Why do I get an error message when I'm trying to provide consent for my child?


Here are some reasons you may not be able to provide consent:

Your child's account is in a different region than yours

To comply with regional regulations around data protection, the child and the adult providing consent need to be in the same regulatory region. Here's how to update your region:

  1. Go to Your info on account.microsoft.com and sign in.
  2. Select Edit country/region.
  3. Update your country or region to match your child's, then make sure the other settings are up to date. Select Save to finish up.

Your child's account is in a different Microsoft family than yours

When Microsoft has any indication that the child has already identified a parent or guardian, we prevent other users from granting consent to the account. You can check which accounts are associated with your child’s account by having your child sign in to account.microsoft.com/family.

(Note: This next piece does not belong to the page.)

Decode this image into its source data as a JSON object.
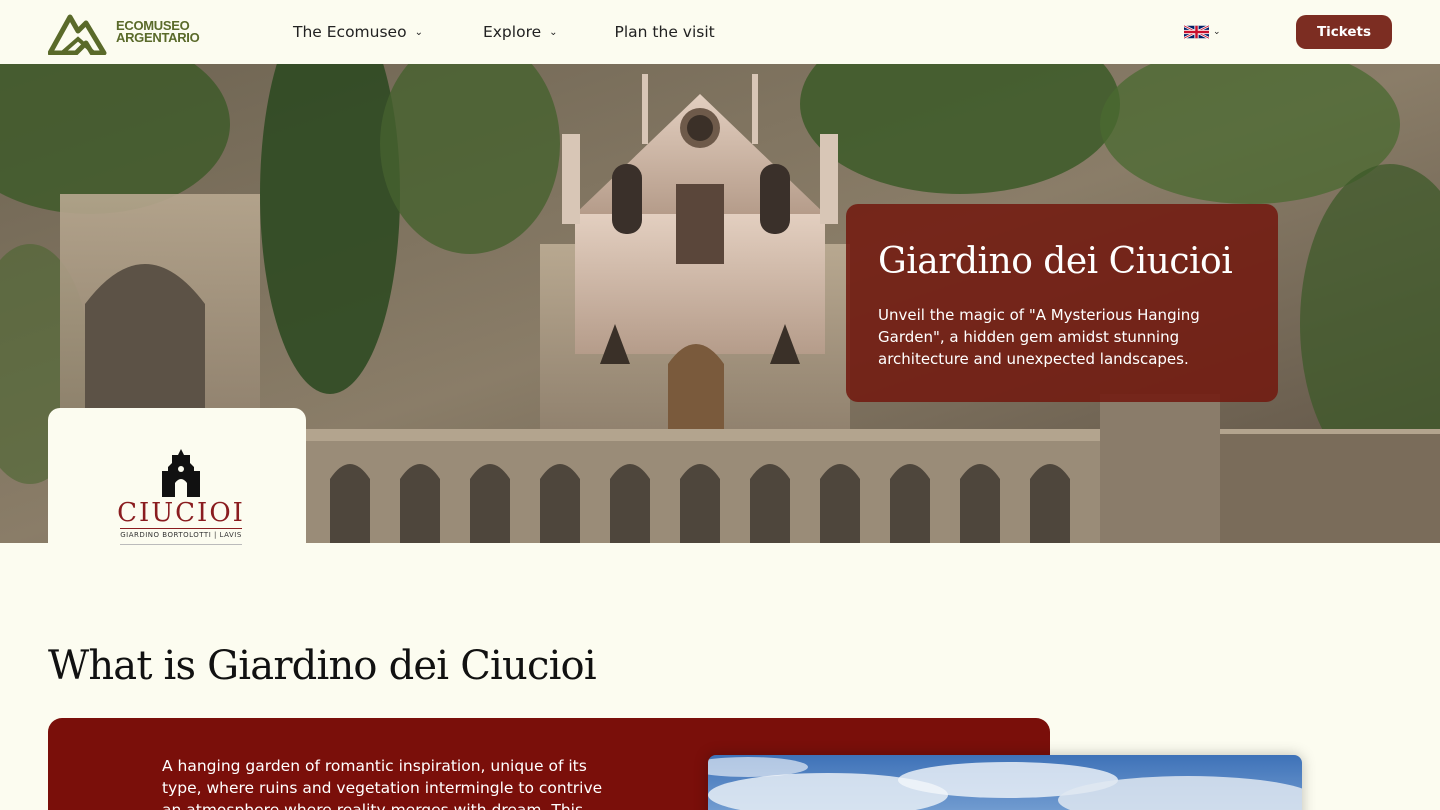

You may need to sign in with a different Microsoft account

If you’ve used a Microsoft account in the past to manage your child’s account, then you’ll need to use that same account to give them consent. You can check which accounts have access to your child’s account by having your child sign in to account.microsoft.com/family. You’ll see email addresses listed under the names of each member of their Microsoft family.

Your child already received consent

If your child sent requests to another parent or multiple guardians for consent, someone else may have already provided consent for them. Have your child sign in to account.microsoft.com/family to see which accounts are associated with theirs.

When does my child gain control of their Microsoft account?


As your child gets older, they’ll reach certain ages where regulations require that they can manage certain aspects of their account, including:

Activity and location info and personal data

Once your child reaches the age of majority (18 years old in most regions), they'll gain control of their profile information and the ability to decide who receives activity and location data from their account. Kids of all ages can make Subject Access Requests (SAR) to do things like request the export of all data stored about them by Microsoft.

Xbox Live

Kids are required to have parental consent to access Xbox Live on a console until they reach the age of majority (18 years old in most regions), at which point they will have full control over their account.

Family settings

Most family settings will apply to your child until they reach the age of majority (18 years old in most regions). Once your child has reached the age of majority, they can allow other adults in the family to view their activity reports, see their location on a map, or manage their device health.

Can I remove consent for my child's Microsoft account?


Yes. If for any reason you no longer want your child to have a Microsoft account, visit account.microsoft.com/family and sign in with your Microsoft account. Scroll down and select Manage my child’s profile info, find your child, then select Remove consent for this child’s account.

If you want to remove your child completely from your Microsoft family, see Remove members from your Microsoft family for more info.